The Upper Québec City is situated between the mouth of the Saint-Charles River to the east and the mouth of the Cap-Rouge River to the west. It is bordered in the south by the Cap-Diamant Escarpment and the depression of Cap-Rouge–Limoilou to the north. The location is remarkable for its unique history in North America, being one of the oldest cities on the continent.

    Québec was one of the principal locations for the disembarking of European colonists and immigrants coming to Canada over the last few centuries, in addition to serving as a hub for commercial activities between Europe and North America.

    Explorers and French scientists collected their first plant specimens in the Québec City area; many botanical specimens are still preserved in the grand herbaria of Paris, France. From Champlain to the present day, the Upper Québec City has undergone a systematic transformation of its habitats caused by the expansion of the population and the slow but progressive process of urbanization through time.
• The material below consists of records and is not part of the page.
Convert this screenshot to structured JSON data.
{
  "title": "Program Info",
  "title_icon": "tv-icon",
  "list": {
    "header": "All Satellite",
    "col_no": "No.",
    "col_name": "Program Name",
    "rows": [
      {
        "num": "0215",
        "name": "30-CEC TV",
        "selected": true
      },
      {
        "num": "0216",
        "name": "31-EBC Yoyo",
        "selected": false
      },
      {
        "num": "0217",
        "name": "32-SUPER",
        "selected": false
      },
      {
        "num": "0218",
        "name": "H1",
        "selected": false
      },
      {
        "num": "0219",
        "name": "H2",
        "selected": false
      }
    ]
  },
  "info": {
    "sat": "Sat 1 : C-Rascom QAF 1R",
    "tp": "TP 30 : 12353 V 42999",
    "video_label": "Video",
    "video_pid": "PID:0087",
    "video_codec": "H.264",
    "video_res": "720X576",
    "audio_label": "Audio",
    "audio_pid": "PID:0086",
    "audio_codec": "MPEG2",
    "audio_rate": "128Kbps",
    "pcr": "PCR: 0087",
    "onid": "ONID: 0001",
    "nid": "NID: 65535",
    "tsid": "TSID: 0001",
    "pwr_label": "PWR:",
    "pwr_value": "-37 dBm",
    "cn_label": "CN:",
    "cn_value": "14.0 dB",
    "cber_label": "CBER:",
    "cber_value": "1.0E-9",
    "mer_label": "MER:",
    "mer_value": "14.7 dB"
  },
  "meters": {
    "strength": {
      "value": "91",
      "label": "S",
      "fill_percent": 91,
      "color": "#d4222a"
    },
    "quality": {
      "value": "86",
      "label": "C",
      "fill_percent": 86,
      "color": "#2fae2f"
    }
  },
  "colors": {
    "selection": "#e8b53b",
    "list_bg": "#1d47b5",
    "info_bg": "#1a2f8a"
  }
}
    A study by Guy Baillargeon (masters thesis, Université Laval, 1981), shows that the expansion of Upper Québec City caused the disappearance of 155 indigenous species while favouring the establishment of 377 exotic species coming primarily from Europe and Asia (baillargeon1981.pdf).

    The Québec City Flora project aims to create an interactive website (in preparation) centered on the geographic distribution of plants of the Upper Québec City, as a function of time. The project is based on plants collected in this area that have been preserved in the herbaria of Québec and elsewhere and entered into an electronic database.

    The database will provide information on each herbarium specimen (i.e., species, location and habitat on the Upper Québec City, the name of the collector, and sampling year), as well as the distribution of the taxa as a function of time. In this manner, users of the internet site can develop an understanding of the flora of the Upper Québec City in an interactive manner and better evaluate the vegetation dynamics of historical and contempory Québec over the last four centuries.